Yet another wonderful Jungle product. This is also a tablet form of antibiotic that fizzes like alka-seltzer when added to the tank. It does give a green tint to the water but it is worth it. This product helps treat white or grey fungus, tail rot, mouth rot, red streaks of the body, clamped fins and dropsy. I do not use this one too much unless the betta I am treating has more than 2 of the above problems. The reason why is because it is hard to get the dosage “just right.”
- Crystal Clear
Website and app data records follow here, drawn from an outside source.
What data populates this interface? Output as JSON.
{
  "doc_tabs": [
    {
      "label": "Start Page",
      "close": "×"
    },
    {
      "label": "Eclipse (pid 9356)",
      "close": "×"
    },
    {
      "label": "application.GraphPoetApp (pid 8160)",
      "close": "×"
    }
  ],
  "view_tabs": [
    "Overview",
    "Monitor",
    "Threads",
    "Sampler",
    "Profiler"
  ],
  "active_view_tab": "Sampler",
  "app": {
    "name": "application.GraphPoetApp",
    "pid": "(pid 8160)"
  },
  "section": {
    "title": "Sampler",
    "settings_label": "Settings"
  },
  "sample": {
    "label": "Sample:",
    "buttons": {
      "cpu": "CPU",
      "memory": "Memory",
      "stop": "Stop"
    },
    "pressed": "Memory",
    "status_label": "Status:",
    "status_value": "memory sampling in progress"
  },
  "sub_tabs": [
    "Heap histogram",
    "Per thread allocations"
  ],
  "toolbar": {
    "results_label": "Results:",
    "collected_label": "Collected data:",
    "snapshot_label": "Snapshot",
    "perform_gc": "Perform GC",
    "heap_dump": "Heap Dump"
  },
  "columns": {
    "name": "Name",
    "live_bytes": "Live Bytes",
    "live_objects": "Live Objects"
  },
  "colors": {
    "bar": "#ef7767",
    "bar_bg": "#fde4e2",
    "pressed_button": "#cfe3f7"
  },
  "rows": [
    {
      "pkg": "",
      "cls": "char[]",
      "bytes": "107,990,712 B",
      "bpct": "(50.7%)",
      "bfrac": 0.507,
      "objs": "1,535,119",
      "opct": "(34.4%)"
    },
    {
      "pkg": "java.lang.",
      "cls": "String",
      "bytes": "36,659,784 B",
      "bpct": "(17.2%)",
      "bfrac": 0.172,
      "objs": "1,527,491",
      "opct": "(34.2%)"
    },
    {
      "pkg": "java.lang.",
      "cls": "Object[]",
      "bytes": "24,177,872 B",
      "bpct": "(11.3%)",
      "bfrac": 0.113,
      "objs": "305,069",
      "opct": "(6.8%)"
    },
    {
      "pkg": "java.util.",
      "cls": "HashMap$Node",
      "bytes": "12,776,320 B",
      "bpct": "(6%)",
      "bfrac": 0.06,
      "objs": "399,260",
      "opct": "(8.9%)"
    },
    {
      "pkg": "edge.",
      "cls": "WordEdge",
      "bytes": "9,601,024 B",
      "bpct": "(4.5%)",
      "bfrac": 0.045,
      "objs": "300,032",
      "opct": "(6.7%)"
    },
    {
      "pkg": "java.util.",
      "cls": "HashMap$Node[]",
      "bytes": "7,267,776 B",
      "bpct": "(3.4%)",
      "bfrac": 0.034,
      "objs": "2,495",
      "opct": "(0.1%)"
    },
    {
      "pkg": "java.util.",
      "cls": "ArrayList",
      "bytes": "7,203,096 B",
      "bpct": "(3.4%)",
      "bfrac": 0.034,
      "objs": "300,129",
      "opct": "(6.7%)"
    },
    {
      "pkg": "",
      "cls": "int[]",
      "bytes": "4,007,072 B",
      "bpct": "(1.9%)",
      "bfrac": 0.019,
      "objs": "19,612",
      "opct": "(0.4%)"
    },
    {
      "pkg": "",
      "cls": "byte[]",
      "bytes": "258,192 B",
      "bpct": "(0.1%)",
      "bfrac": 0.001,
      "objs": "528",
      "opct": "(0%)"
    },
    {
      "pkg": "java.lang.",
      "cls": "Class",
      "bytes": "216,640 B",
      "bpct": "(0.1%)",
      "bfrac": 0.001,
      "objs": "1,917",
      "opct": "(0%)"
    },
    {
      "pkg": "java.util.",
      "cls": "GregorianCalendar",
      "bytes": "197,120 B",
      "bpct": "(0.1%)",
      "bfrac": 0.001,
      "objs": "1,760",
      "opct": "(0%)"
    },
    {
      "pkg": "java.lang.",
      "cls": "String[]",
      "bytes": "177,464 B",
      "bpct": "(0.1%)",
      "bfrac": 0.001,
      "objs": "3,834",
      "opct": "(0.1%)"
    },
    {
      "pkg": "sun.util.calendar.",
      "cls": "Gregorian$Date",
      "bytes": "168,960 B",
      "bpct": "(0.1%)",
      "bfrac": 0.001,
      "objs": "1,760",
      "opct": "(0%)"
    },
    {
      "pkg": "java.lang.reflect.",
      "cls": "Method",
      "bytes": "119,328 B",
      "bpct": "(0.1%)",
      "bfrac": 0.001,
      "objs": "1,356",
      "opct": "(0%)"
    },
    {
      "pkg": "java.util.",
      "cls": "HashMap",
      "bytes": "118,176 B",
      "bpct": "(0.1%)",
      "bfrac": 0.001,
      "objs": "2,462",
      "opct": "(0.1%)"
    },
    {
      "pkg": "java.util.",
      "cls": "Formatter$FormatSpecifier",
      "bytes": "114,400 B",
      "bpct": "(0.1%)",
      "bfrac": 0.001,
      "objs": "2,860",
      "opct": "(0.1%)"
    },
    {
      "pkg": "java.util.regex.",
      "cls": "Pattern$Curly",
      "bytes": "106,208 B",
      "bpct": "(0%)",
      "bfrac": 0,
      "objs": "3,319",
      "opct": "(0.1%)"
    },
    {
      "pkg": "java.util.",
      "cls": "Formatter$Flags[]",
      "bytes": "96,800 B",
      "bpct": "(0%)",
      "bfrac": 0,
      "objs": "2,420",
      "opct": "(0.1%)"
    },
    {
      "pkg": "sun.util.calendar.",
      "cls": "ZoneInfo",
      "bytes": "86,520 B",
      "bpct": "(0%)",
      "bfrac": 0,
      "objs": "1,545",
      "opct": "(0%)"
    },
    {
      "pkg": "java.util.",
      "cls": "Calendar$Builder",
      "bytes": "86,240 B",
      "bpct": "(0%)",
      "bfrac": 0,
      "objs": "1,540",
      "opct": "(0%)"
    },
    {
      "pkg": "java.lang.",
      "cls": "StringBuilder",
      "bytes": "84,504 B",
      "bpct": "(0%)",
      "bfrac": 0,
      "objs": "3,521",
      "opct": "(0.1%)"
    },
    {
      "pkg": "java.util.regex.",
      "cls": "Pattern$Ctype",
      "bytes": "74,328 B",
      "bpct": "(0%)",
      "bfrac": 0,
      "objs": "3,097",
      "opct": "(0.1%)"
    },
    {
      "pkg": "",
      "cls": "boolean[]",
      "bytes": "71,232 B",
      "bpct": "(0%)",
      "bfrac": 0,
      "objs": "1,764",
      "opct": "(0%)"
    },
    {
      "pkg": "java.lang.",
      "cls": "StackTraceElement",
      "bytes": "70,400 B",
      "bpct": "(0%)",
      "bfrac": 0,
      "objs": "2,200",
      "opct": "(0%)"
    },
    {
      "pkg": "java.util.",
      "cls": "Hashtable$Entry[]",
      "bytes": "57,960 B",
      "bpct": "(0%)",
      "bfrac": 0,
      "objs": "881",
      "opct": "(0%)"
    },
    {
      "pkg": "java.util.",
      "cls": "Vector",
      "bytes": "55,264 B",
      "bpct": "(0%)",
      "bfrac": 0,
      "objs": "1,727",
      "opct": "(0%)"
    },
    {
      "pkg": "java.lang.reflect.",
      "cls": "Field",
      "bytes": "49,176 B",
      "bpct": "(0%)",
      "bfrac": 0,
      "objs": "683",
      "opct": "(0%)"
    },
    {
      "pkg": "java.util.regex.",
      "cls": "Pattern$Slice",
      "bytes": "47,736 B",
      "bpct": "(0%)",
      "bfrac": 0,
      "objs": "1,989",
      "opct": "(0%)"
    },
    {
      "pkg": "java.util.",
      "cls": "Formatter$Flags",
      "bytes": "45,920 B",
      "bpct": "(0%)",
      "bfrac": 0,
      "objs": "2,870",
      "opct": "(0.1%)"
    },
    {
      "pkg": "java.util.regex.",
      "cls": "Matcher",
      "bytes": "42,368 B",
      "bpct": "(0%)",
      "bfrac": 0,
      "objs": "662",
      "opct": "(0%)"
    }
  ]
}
This is a “pretty” chemical I use in my larger tanks as well. Many times when you are first establishing a tank or adding a larger decoration you might not get it rinsed off well enough and sometimes, the new item will cloud the water. This is a chemical I have rarely used but when I do use it, it clears the water fast until I get the time to change the tank again (usually 2 days). It is not a harsh chemical as far as the fish go and it works wonders.
Aquari-Sol is used to treat many problems but I only use it for Velvet. It can treat Ick, clamped fins, fungus, sluggishness and Velvet. The reason I do not use it often is because you need to increase the temperature of the water. Now – it can be used as a disease preventative and you do not have to raise the temperature of the water. I do not use it as a preventative measure (aquarium salt for that) but it does work well when used on disease. The reason I only use it for velvet is because my JFE works on everything else listed. I also feel if a betta is sluggish it is for some other reason that needs to be addressed rather than just a generic dosage of Aquari-Sol.
I am not naming any brands here because I have used many brands through the years I have been keeping bettas. All work wonders. Just make sure on the front of the bottle it expressedly says “Removes Chlorine ….” That is the important words you need to see. Some stress coat chemicals do remove chlorines and nitrates but not all. Make sure you have a dechlorinator.
These are the only products I have used for my bettas and as you can see by all the pictures on site, these products alone can work wonders!
I am worried about my male Betta, less than a year old. He appears to have developed a swim bladder disorder of some kind…he will swim in circle to the right. Occasionally he either has a seizure or decides to try to attack his own tail. I have move him to s shallow tank without substrate. I recently added an algae eater and a snail to his tank. Does this have anything to do with things? Have I over fed him with three or four pellets twice a day?